BEGIN TASK MATERIAL
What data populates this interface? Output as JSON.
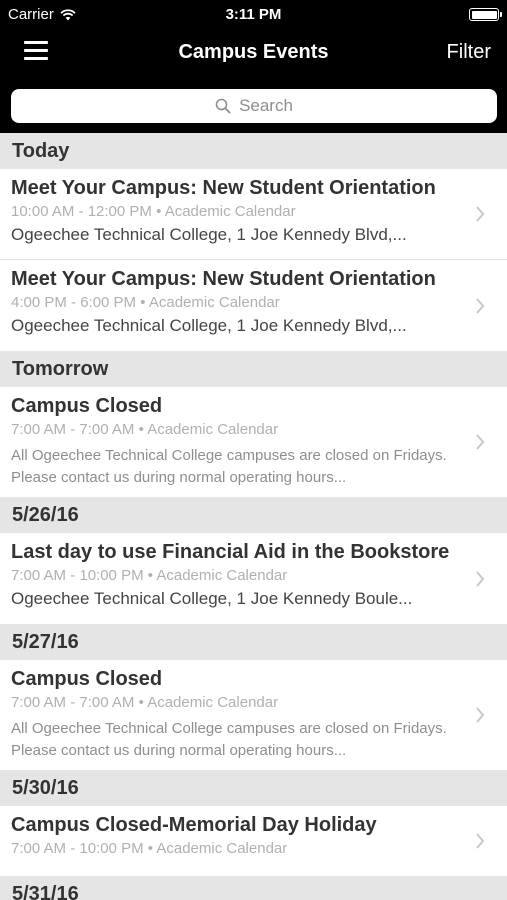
{
  "status_bar": {
    "carrier": "Carrier",
    "time": "3:11 PM"
  },
  "nav": {
    "title": "Campus Events",
    "filter_label": "Filter"
  },
  "search": {
    "placeholder": "Search"
  },
  "sections": [
    {
      "header": "Today",
      "events": [
        {
          "title": "Meet Your Campus: New Student Orientation",
          "time": "10:00 AM - 12:00 PM",
          "calendar": "Academic Calendar",
          "location": "Ogeechee Technical College, 1 Joe Kennedy Blvd,..."
        },
        {
          "title": "Meet Your Campus: New Student Orientation",
          "time": "4:00 PM - 6:00 PM",
          "calendar": "Academic Calendar",
          "location": "Ogeechee Technical College, 1 Joe Kennedy Blvd,..."
        }
      ]
    },
    {
      "header": "Tomorrow",
      "events": [
        {
          "title": "Campus Closed",
          "time": "7:00 AM - 7:00 AM",
          "calendar": "Academic Calendar",
          "description": "All Ogeechee Technical College campuses are closed on Fridays. Please contact us during normal operating hours..."
        }
      ]
    },
    {
      "header": "5/26/16",
      "events": [
        {
          "title": "Last day to use Financial Aid in the Bookstore",
          "time": "7:00 AM - 10:00 PM",
          "calendar": "Academic Calendar",
          "location": "Ogeechee Technical College, 1 Joe Kennedy Boule..."
        }
      ]
    },
    {
      "header": "5/27/16",
      "events": [
        {
          "title": "Campus Closed",
          "time": "7:00 AM - 7:00 AM",
          "calendar": "Academic Calendar",
          "description": "All Ogeechee Technical College campuses are closed on Fridays. Please contact us during normal operating hours..."
        }
      ]
    },
    {
      "header": "5/30/16",
      "events": [
        {
          "title": "Campus Closed-Memorial Day Holiday",
          "time": "7:00 AM - 10:00 PM",
          "calendar": "Academic Calendar"
        }
      ]
    },
    {
      "header": "5/31/16",
      "events": []
    }
  ],
  "meta_separator": "•",
  "icons": {
    "menu": "hamburger-menu-icon",
    "search": "magnifier-icon",
    "chevron": "chevron-right-icon",
    "wifi": "wifi-icon",
    "battery": "battery-icon"
  },
  "colors": {
    "nav_background": "#000000",
    "section_background": "#e5e5e5",
    "meta_text": "#b0b0b0"
  }
}
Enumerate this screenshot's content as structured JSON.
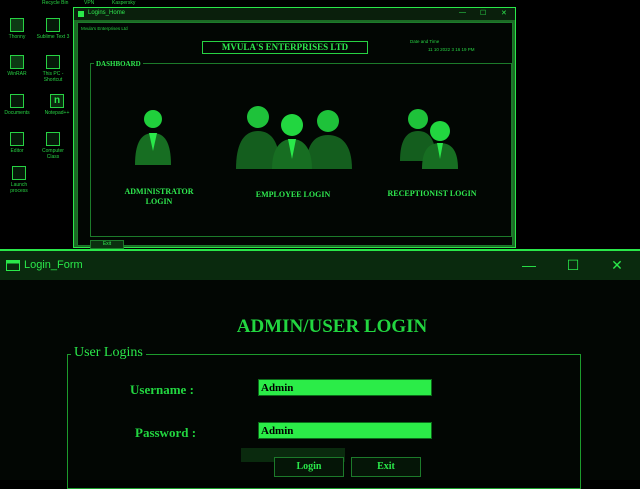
{
  "desktop": {
    "top_clipped": [
      "Recycle Bin",
      "VPN",
      "Kaspersky"
    ],
    "icons": [
      {
        "label": "Thonny",
        "icon": "thonny-icon"
      },
      {
        "label": "Sublime Text 3",
        "icon": "sublime-text-icon"
      },
      {
        "label": "WinRAR",
        "icon": "winrar-icon"
      },
      {
        "label": "This PC - Shortcut",
        "icon": "this-pc-icon"
      },
      {
        "label": "Documents",
        "icon": "documents-icon"
      },
      {
        "label": "Notepad++",
        "icon": "notepad-plus-icon"
      },
      {
        "label": "Editor",
        "icon": "editor-icon"
      },
      {
        "label": "Computer Class",
        "icon": "computer-class-icon"
      },
      {
        "label": "Launch process",
        "icon": "launch-process-icon"
      }
    ]
  },
  "home_window": {
    "title": "Logins_Home",
    "infobar": "Mvula's Enterprises Ltd",
    "company_name": "MVULA'S ENTERPRISES LTD",
    "datetime_label": "Date and Time",
    "datetime_value": "11 10 2022 3 16 19 PM",
    "dashboard_legend": "DASHBOARD",
    "roles": {
      "admin": {
        "line1": "ADMINISTRATOR",
        "line2": "LOGIN"
      },
      "employee": "EMPLOYEE LOGIN",
      "receptionist": "RECEPTIONIST LOGIN"
    },
    "exit_label": "Exit"
  },
  "login_window": {
    "title": "Login_Form",
    "heading": "ADMIN/USER LOGIN",
    "group_legend": "User Logins",
    "username_label": "Username :",
    "username_value": "Admin",
    "password_label": "Password :",
    "password_value": "Admin",
    "login_label": "Login",
    "exit_label": "Exit",
    "controls": {
      "minimize": "—",
      "maximize": "☐",
      "close": "✕"
    }
  },
  "colors": {
    "accent": "#2ae84a",
    "field_fill": "#2bec48",
    "background": "#000000"
  }
}
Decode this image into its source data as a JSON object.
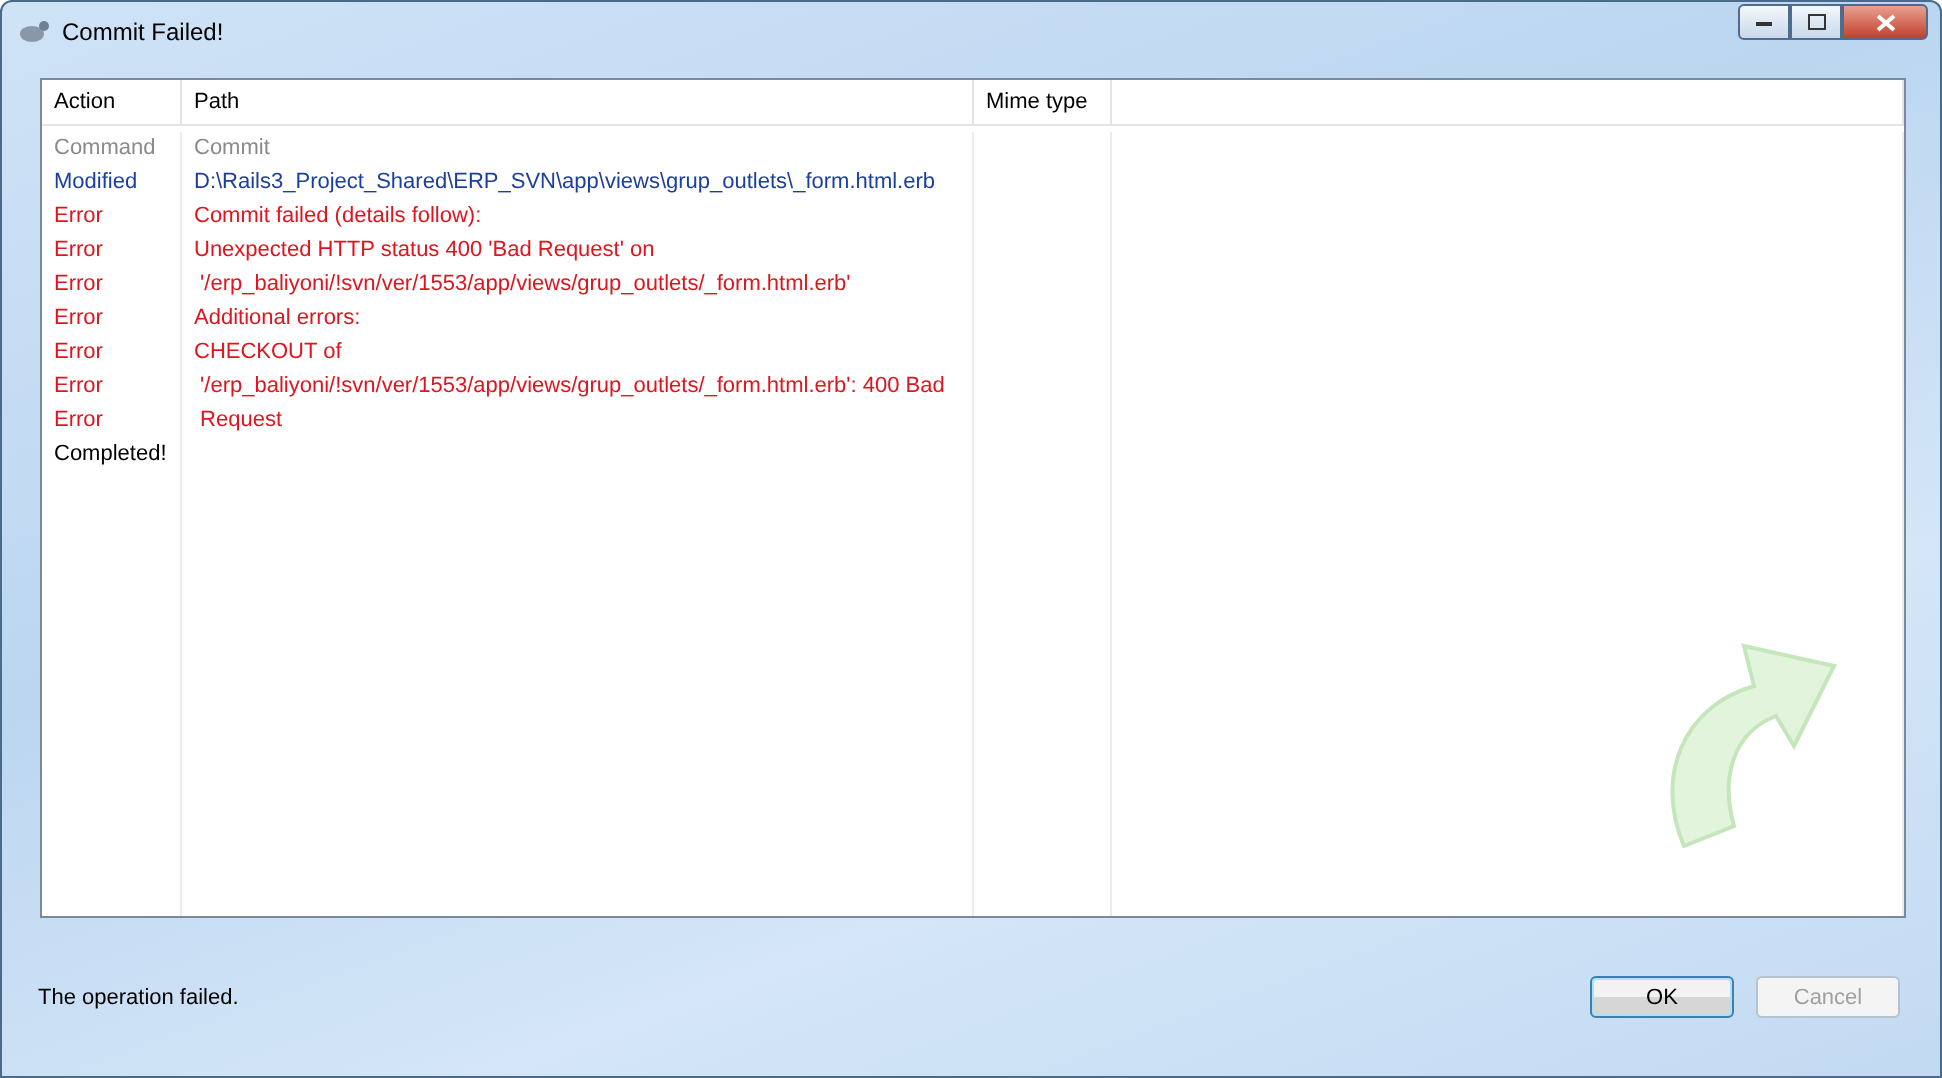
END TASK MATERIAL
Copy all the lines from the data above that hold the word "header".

* [TASK RESPONSE]:
      "header": "Today",
      "header": "Tomorrow",
      "header": "5/26/16",
      "header": "5/27/16",
      "header": "5/30/16",
      "header": "5/31/16",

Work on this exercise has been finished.